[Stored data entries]
_____
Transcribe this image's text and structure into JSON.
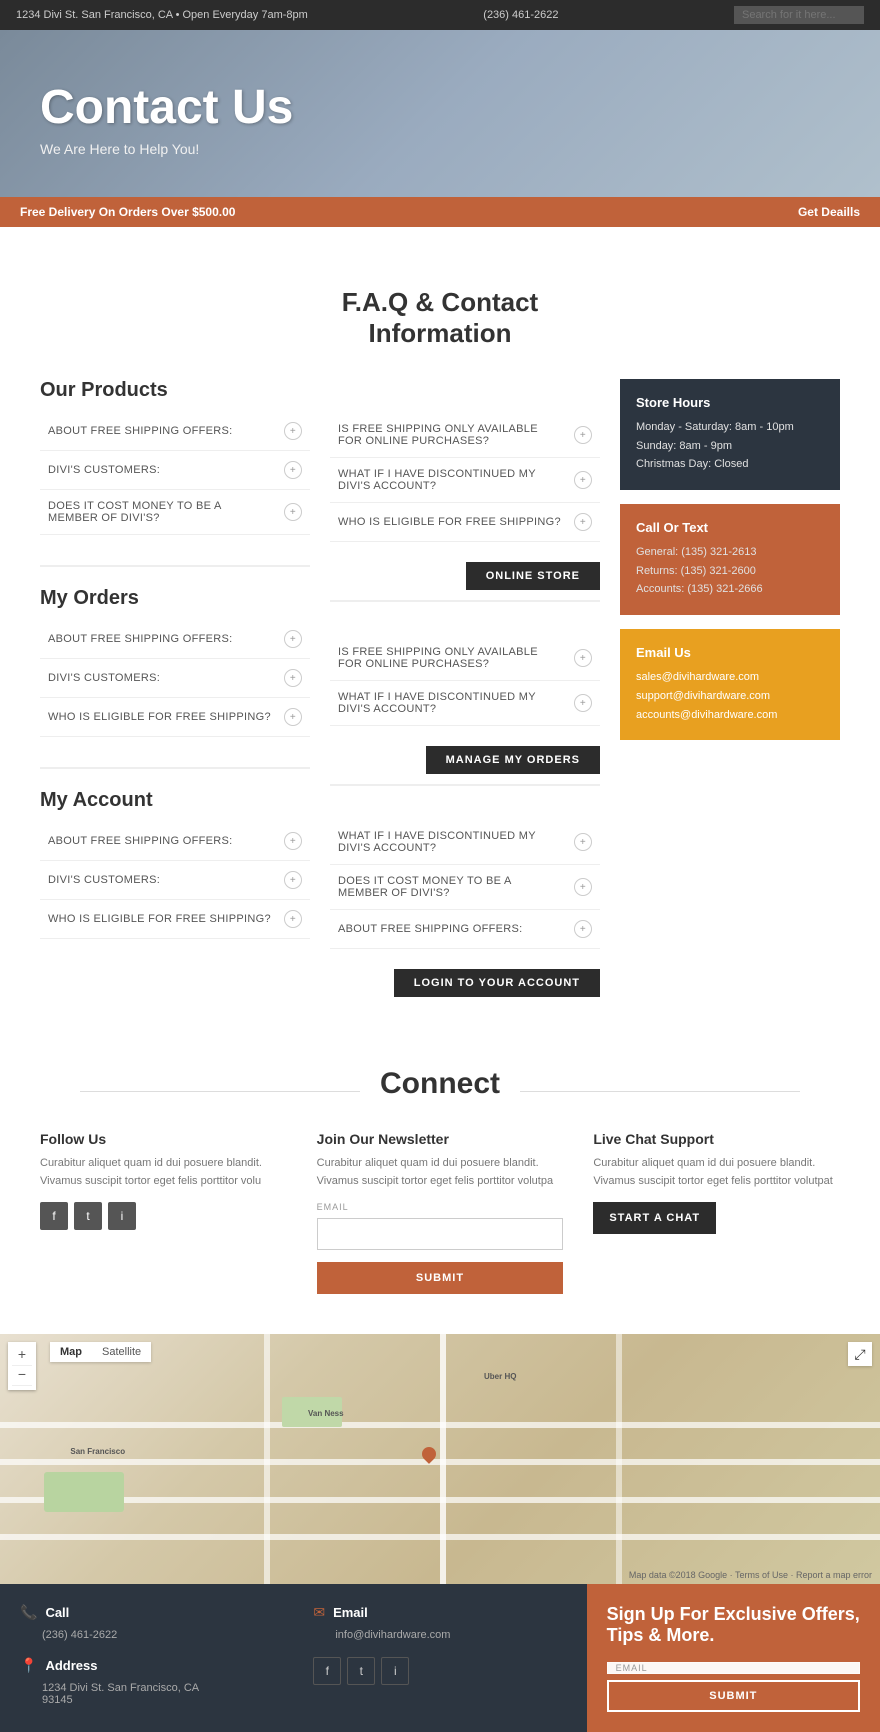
{
  "topbar": {
    "address": "1234 Divi St. San Francisco, CA • Open Everyday 7am-8pm",
    "phone": "(236) 461-2622",
    "search_placeholder": "Search for it here..."
  },
  "hero": {
    "title": "Contact Us",
    "subtitle": "We Are Here to Help You!"
  },
  "promo": {
    "text": "Free Delivery On Orders Over $500.00",
    "cta": "Get Deaills"
  },
  "faq_section": {
    "main_title": "F.A.Q & Contact",
    "main_title2": "Information"
  },
  "products_section": {
    "title": "Our Products",
    "left_items": [
      {
        "label": "About Free Shipping Offers:"
      },
      {
        "label": "Divi's Customers:"
      },
      {
        "label": "Does It Cost Money To Be A Member Of Divi's?"
      }
    ],
    "right_items": [
      {
        "label": "Is Free Shipping Only Available For Online Purchases?"
      },
      {
        "label": "What If I Have Discontinued My Divi's Account?"
      },
      {
        "label": "Who Is Eligible For Free Shipping?"
      }
    ],
    "button": "Online Store"
  },
  "orders_section": {
    "title": "My Orders",
    "left_items": [
      {
        "label": "About Free Shipping Offers:"
      },
      {
        "label": "Divi's Customers:"
      },
      {
        "label": "Who Is Eligible For Free Shipping?"
      }
    ],
    "right_items": [
      {
        "label": "Is Free Shipping Only Available For Online Purchases?"
      },
      {
        "label": "What If I Have Discontinued My Divi's Account?"
      }
    ],
    "button": "Manage My Orders"
  },
  "account_section": {
    "title": "My Account",
    "left_items": [
      {
        "label": "About Free Shipping Offers:"
      },
      {
        "label": "Divi's Customers:"
      },
      {
        "label": "Who Is Eligible For Free Shipping?"
      }
    ],
    "right_items": [
      {
        "label": "What If I Have Discontinued My Divi's Account?"
      },
      {
        "label": "Does It Cost Money To Be A Member Of Divi's?"
      },
      {
        "label": "About Free Shipping Offers:"
      }
    ],
    "button": "Login To Your Account"
  },
  "sidebar": {
    "store_hours": {
      "title": "Store Hours",
      "mon_sat": "Monday - Saturday: 8am - 10pm",
      "sunday": "Sunday: 8am - 9pm",
      "christmas": "Christmas Day: Closed"
    },
    "call_text": {
      "title": "Call Or Text",
      "general": "General: (135) 321-2613",
      "returns": "Returns: (135) 321-2600",
      "accounts": "Accounts: (135) 321-2666"
    },
    "email_us": {
      "title": "Email Us",
      "sales": "sales@divihardware.com",
      "support": "support@divihardware.com",
      "accounts": "accounts@divihardware.com"
    }
  },
  "connect": {
    "title": "Connect",
    "follow_us": {
      "title": "Follow Us",
      "body": "Curabitur aliquet quam id dui posuere blandit. Vivamus suscipit tortor eget felis porttitor volu",
      "social": [
        "f",
        "t",
        "i"
      ]
    },
    "newsletter": {
      "title": "Join Our Newsletter",
      "body": "Curabitur aliquet quam id dui posuere blandit. Vivamus suscipit tortor eget felis porttitor volutpa",
      "email_placeholder": "EMAIL",
      "submit_label": "Submit"
    },
    "live_chat": {
      "title": "Live Chat Support",
      "body": "Curabitur aliquet quam id dui posuere blandit. Vivamus suscipit tortor eget felis porttitor volutpat",
      "button": "Start A Chat"
    }
  },
  "map": {
    "tab_map": "Map",
    "tab_satellite": "Satellite"
  },
  "footer": {
    "call": {
      "title": "Call",
      "number": "(236) 461-2622"
    },
    "email": {
      "title": "Email",
      "address": "info@divihardware.com",
      "social": [
        "f",
        "t",
        "i"
      ]
    },
    "address": {
      "title": "Address",
      "line1": "1234 Divi St. San Francisco, CA",
      "line2": "93145"
    },
    "signup": {
      "title": "Sign Up For Exclusive Offers, Tips & More.",
      "email_placeholder": "EMAIL",
      "submit_label": "Submit"
    }
  }
}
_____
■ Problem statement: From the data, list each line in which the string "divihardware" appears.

■ Result of the task:
      "sales": "sales@divihardware.com",
      "support": "support@divihardware.com",
      "accounts": "accounts@divihardware.com"
      "address": "info@divihardware.com",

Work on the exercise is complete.